Exactly 900 years ago, the body of King Alfred the Great was carried with pomp and ceremony to the newly founded Hyde Abbey, on the edge of the city.It was reburied there some two hundred years after his death. On Saturday 13 March, hundreds of people from the Winchester area will gather to re-enact this historic procession as part of the year’s Hyde900 celebrations.
In the presence of King Henry 1st, son of William the Conqueror, the great procession accompanied the three royal coffins of Alfred, his wife, and his son.Carried by monks, the coffins left New Minster (adjacent to the site of Winchester Cathedral) and were transported to Hyde Abbey (marked out today by HydeAbbeyGarden).The monks also took with them their collection of precious saints’ relics, and other treasures including the immensely valuable great gold cross of King Cnut.
Once at Hyde, the King and his family were reburied, as the focal point of the newly constructed Hyde Abbey. Three large ledger stones now mark this spot in HydeAbbeyGarden, which was constructed in 2003 to celebrate the history of the site.

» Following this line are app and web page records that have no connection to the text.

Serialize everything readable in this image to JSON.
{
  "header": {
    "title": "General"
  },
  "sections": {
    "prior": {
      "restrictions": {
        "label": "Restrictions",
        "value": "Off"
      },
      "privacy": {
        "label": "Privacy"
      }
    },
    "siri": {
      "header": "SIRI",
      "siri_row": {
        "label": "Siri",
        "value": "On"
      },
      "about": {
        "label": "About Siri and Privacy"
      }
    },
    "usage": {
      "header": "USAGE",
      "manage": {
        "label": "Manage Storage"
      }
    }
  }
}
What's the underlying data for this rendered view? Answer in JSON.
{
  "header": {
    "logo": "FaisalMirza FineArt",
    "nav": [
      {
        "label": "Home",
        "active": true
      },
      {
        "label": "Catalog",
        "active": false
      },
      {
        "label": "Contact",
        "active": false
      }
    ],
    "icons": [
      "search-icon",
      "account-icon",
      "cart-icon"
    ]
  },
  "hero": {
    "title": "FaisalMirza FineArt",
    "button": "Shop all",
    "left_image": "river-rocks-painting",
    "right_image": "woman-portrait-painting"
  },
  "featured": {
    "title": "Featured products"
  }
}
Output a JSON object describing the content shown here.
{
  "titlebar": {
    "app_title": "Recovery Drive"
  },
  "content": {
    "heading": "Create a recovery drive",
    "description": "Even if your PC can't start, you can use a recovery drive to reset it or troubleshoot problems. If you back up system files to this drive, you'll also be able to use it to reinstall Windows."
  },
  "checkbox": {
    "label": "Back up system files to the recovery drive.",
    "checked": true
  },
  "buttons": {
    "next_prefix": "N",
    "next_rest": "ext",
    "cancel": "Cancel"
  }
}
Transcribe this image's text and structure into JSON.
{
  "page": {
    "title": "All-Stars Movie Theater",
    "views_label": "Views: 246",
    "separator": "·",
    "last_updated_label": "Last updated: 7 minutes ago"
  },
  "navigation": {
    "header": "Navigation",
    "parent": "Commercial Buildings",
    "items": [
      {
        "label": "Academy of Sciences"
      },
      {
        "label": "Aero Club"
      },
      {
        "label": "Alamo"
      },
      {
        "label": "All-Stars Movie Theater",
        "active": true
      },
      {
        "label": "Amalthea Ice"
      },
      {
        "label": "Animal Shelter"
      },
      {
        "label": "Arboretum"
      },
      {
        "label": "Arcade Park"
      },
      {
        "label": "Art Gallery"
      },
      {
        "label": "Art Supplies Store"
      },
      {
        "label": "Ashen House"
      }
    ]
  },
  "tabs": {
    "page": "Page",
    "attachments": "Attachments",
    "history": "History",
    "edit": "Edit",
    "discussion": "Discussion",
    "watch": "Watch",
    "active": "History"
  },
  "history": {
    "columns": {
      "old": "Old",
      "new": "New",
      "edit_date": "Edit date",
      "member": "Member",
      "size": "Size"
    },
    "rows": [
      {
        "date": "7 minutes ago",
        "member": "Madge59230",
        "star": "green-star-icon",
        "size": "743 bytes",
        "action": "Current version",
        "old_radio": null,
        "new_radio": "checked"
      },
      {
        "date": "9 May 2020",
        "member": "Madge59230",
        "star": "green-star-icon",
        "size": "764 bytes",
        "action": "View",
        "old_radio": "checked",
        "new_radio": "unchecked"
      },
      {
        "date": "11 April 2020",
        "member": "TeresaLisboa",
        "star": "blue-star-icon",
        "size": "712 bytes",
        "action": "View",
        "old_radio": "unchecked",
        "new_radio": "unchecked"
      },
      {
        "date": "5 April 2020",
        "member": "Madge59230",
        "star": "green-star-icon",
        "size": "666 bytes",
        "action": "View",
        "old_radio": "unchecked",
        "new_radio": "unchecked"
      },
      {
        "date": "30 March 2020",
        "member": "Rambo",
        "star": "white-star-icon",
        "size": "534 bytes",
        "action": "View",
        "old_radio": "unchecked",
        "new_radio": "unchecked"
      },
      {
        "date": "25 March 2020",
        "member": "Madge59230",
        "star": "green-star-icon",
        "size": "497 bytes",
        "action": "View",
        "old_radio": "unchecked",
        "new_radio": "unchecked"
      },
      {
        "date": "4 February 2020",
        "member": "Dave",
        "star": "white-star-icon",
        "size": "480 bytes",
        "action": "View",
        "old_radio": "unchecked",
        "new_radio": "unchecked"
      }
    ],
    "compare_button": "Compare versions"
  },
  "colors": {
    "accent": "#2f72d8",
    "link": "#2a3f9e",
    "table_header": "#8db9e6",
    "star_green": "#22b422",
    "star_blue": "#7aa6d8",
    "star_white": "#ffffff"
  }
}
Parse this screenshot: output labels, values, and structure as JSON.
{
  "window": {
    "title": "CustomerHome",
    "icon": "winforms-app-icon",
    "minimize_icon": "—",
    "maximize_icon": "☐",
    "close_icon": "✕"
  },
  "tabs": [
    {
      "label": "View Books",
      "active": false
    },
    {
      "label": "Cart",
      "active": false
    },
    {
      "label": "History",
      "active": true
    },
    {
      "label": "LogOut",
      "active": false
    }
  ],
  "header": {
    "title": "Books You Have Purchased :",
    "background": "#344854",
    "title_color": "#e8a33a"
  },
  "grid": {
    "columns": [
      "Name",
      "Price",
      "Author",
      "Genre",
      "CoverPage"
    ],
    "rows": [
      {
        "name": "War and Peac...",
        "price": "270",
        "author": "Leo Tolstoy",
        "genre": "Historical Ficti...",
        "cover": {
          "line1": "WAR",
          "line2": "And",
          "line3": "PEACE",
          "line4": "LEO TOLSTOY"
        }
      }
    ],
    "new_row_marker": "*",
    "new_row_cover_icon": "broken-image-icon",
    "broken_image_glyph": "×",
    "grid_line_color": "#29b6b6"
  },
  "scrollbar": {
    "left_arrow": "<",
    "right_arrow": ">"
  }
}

The modern day recreation of this extraordinary event will involve schools (especially the school closest to the Hyde Abbey site, St Bede’s Primary School), churches, the University of Winchester, the Mayor of Winchester (who will be playing the part of King Henry I) and many other well-known local people.
Procession Co-ordinator, Bill Lucas, said: "This is a wonderful opportunity for children and their families to use their imagination, dress up, and recreate a piece of local history. These days we tend to forget just how important Winchester once was as a city, a thriving religious and financial centre of national importance. Just turn up at on Saturday 13 March and join in. We have found music of the time for the marchers to sing and local children have been making models of Hyde Abbey to show the public. The procession promises to be a major component of the Hyde900 festival."
The Mayor of Winchester, Cllr Dominic Hiscock, who is also a Hyde resident, said: “This is a real community event dreamed up and led by people who live and work in Hyde. The way that Hyde900 has taken the lead in this unifying celebration is amazing. I am looking forward to being king for the day!
People wanting to find out more about the story of Hyde Abbey and the birth of one of Winchester’s first ‘suburbs’ at Hyde, should pop into Winchester Discovery Centre and enjoy the exhibition in The Gallery on the first floor.The exhibition has been designed for all the family, with plenty of hands-on activities: admission is free.